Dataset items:
Segment Open

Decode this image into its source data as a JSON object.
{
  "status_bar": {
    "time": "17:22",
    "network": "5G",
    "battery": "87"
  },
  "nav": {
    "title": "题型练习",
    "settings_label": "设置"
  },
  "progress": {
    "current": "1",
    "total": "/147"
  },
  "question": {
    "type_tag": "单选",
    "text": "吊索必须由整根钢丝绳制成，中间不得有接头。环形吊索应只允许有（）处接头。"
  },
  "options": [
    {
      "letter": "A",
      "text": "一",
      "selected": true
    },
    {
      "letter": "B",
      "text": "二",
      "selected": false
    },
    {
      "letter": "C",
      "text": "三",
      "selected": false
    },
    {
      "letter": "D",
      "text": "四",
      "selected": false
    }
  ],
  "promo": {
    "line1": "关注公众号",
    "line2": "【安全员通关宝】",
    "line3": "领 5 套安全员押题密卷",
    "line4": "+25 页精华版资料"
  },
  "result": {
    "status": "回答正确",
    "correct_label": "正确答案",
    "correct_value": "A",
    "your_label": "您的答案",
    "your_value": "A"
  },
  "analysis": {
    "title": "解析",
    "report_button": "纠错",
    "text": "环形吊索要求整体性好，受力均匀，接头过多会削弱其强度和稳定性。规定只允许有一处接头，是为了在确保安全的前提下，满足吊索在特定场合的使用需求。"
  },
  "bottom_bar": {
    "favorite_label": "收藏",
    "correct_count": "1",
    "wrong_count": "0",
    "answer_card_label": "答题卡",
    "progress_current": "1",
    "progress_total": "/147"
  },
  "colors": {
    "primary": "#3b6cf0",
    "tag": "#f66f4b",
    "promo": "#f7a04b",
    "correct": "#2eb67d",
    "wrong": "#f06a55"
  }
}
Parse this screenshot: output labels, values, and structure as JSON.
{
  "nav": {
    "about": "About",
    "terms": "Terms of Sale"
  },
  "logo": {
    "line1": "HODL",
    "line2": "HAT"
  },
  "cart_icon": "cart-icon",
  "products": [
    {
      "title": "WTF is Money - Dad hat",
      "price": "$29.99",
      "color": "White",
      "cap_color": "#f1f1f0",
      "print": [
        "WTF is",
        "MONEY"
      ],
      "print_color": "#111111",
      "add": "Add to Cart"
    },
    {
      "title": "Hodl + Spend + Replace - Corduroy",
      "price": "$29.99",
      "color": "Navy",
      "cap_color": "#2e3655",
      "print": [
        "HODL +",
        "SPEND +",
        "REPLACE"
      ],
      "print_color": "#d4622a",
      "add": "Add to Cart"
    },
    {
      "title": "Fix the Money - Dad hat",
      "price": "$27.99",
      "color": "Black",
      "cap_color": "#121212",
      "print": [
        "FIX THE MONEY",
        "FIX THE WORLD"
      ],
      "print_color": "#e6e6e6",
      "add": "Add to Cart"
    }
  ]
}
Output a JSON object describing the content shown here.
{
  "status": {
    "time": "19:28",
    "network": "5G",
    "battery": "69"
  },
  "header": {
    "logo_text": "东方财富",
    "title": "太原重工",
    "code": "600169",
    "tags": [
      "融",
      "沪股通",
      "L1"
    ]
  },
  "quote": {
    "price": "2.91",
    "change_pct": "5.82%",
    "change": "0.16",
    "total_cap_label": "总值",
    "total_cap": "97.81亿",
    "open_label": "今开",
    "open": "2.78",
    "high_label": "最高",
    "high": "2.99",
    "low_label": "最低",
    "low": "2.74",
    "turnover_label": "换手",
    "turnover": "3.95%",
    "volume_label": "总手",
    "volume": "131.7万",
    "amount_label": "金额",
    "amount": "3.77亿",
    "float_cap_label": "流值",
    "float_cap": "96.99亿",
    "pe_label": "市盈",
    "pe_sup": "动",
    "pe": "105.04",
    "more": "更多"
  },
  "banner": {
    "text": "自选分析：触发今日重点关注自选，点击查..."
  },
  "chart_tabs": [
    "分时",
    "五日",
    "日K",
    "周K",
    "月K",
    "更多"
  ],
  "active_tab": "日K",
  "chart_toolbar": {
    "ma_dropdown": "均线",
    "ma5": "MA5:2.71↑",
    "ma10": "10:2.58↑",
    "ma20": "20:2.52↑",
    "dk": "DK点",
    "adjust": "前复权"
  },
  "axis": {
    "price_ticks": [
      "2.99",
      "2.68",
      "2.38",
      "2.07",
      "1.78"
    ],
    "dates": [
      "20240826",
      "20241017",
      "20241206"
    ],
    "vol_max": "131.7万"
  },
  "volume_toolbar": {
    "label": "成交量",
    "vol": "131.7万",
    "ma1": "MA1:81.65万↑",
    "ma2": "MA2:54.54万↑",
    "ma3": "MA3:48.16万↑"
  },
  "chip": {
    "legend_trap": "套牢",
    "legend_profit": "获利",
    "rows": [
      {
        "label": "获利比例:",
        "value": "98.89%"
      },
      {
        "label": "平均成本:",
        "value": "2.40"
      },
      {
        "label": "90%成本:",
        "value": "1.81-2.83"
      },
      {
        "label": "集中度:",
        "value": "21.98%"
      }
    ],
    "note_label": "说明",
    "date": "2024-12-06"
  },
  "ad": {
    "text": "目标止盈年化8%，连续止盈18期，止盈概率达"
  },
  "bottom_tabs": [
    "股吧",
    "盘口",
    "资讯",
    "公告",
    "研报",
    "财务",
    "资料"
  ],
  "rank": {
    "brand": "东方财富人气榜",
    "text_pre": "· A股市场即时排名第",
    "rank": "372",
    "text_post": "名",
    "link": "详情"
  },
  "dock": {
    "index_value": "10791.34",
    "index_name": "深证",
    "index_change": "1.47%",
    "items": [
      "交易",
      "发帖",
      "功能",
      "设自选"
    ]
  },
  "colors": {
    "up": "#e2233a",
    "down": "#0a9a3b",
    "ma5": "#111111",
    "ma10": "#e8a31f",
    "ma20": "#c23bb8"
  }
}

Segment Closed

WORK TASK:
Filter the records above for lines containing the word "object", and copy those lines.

FINISHED EXERCISE:
Decode this image into its source data as a JSON object.
Output a JSON object describing the content shown here.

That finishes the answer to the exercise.